Lung Cancer Symptoms in Women Over 50
Lung Cancer Symptoms in Women Over 50 Did you know that the symptoms of lung cancer are often different in women than in men? However, it is not just the symptoms that differ. Many aspects of lung cancer, from the most common types of disease to survival, differ between the sexes. Let’s look at the ways that lung cancer is unique in women, and what you need to know to make sure you get the best medical care possible.
In women, lung cancer differs in many ways from lung cancer in men. However, despite the obvious differences in our outlook, we tend to bring men and women together when we talk about the disease. This is unfortunate because the reasons, the response to various treatments, the survival rate, and the most common symptoms are different. What are some facts about lung cancer in women?
Lung cancer is the leading cause of cancer death in women and kills more women every year than breast cancer, uterine cancer, and combined ovarian cancer. While smoking is the number one cause, 20 percent of women who develop lung cancer have never smoked. In addition, smokers have more lung cancer than smokers for smokers and smokers.
When considered as “male disease”, lung cancer is no longer discriminatory. In 2017, 116.990 men and 105.510 women will be diagnosed with the disease.
Lung cancer occurs in men at a slightly younger age in women, and about half of lung cancer occurs in women in young adults. Although the cause is not known (although not explained by smoking), a study conducted in 2018 surprised many things that the rate of catching lung cancer in young men was higher than that of young women and could not be explained by this difference. smoking behavior. Its incidence is only recently higher (data from 1995 to 1999). The statistics that examined the gender-based incidence from 2010 to 2014 revealed that women accounted for more than 50 percent of lung cancer cases in women aged 30-34, 35-39, 40-44 and 45-49 years.

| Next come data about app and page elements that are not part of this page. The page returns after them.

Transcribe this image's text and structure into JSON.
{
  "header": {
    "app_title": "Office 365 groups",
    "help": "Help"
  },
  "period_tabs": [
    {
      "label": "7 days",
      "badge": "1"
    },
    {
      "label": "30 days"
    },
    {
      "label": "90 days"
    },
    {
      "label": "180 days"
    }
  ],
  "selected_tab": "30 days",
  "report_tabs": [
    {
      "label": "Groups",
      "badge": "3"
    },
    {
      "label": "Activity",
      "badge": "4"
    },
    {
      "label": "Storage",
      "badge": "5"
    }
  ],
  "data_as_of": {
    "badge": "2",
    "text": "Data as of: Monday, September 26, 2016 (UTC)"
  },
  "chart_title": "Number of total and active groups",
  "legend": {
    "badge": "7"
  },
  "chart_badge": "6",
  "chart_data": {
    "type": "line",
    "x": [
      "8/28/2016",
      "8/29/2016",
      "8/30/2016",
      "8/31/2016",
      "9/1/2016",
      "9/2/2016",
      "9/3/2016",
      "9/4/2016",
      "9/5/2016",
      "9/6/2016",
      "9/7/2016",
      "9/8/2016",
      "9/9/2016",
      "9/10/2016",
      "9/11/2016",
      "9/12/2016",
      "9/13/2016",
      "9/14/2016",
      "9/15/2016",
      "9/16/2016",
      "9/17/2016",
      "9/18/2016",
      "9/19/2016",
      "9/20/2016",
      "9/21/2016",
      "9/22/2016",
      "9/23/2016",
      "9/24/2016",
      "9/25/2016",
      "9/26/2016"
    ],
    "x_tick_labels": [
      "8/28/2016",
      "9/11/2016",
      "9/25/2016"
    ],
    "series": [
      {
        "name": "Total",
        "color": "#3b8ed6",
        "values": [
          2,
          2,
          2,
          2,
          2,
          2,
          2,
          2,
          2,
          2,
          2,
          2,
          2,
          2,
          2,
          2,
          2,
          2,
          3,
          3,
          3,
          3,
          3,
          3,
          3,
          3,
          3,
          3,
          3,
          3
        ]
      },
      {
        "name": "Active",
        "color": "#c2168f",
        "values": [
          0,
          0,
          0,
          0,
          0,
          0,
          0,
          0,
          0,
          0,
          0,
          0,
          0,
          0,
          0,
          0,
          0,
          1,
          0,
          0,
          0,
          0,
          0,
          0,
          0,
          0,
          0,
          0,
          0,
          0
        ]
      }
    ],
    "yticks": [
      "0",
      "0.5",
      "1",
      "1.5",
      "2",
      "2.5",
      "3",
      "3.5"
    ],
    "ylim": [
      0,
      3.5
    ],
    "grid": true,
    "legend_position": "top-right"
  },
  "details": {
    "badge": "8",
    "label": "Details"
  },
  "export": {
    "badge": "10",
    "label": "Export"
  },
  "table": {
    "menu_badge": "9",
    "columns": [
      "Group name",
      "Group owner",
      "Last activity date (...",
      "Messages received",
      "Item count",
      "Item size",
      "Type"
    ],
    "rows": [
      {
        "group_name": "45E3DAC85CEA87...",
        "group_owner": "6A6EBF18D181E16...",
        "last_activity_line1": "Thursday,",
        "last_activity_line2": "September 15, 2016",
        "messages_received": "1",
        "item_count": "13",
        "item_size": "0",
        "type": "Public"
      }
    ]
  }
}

Women against men: Lung cancer types usually vary between women and men. There are two types of primary lung cancer:
- Non-small cell lung cancer, approximately 80 percent of lung cancer
- Small cell lung cancer representing 15 to 20 percent of lung cancers.
Non-small cell lung cancers are the most common type of lung cancer in women. Small cell lung cancers are more common in men, but a man is more likely to develop small cell lung cancer than a woman.
Small cell lung cancers tend to spread more easily, and this may explain some differences in prognosis between genders. There are three subtypes of non-small cell lung cancer and these also differ between genders. These include:
- Pulmonary adenocarcinoma responsible for approximately 50% of these cancers
- Pulmonary squamous carcinoma of approximately 30 percent of non-small cell lung cancers.
- Large cell lung cancer constituting about 10 percent of these cells.
(The numbers here do not add up to 100 percent, as some tumors have more than one type of lung cancer.)
Pulmonary adenocarcinoma is the most common type of lung cancer in women and is also the type of lung cancer that is less associated with smoking. Men are more likely to develop squamous cell lung cancer than women.
BAC (Bronchoalveolar carcinoma), a re-classified condition of pulmonary adenocarcinoma, is a rare type of lung cancer that is more common in women. For unknown reasons, the incidence of BAC (now classified as pulmonary adenocarcinoma) is increasing worldwide, particularly among young and non-smoking women.
These differences in the types of lung cancer between women and men may explain some of the most common symptoms in men and women.
Less common symptoms: As mentioned above, the most common types of lung cancer in males tend to grow near central airlines. These tumors tend to cause symptoms earlier in the course of the disease, with symptoms related to the presence of the tumor near the airways. As such, cough up blood, an obstruction that leads to a collapsed lung (atelectasis), and cough can be seen earlier in lung cancers found in men who would be in women.
Another group of symptoms that are occasionally seen with lung cancer is something called paraneoplastic syndrome. A paraneoplastic syndrome is a group of symptoms caused by hormone-like substances secreted by tumors and is most often seen with small cell lung cancers, squamous cell lung cancers, and cell carcinomas Large, cancers that are most often found in men.
Lung Cancer Symptoms in Women Over 50
Paraneoplastic symptoms may include a high level of calcium in the blood (hypercalcemia), a low level of sodium, weakness in the upper limbs, loss of coordination, and muscle cramps among other symptoms.
Treatment options: The treatments you and your doctor choose, often include a combination of therapies. To understand how they are used, it can help define the purpose of these different treatments.
- Local treatments-local treatments are designed to eliminate cancer cells at the source, locally, and include surgery and radiotherapy.
- Systemic treatments-systemic treatments are designed to treat cancer cells in any part of the body, not just in the lungs. This is important if cancer has spread beyond the lungs or if there is a possibility that at least a few cells have traveled beyond the lungs. Systemic treatments include chemotherapy, targeted therapies, and immunotherapy.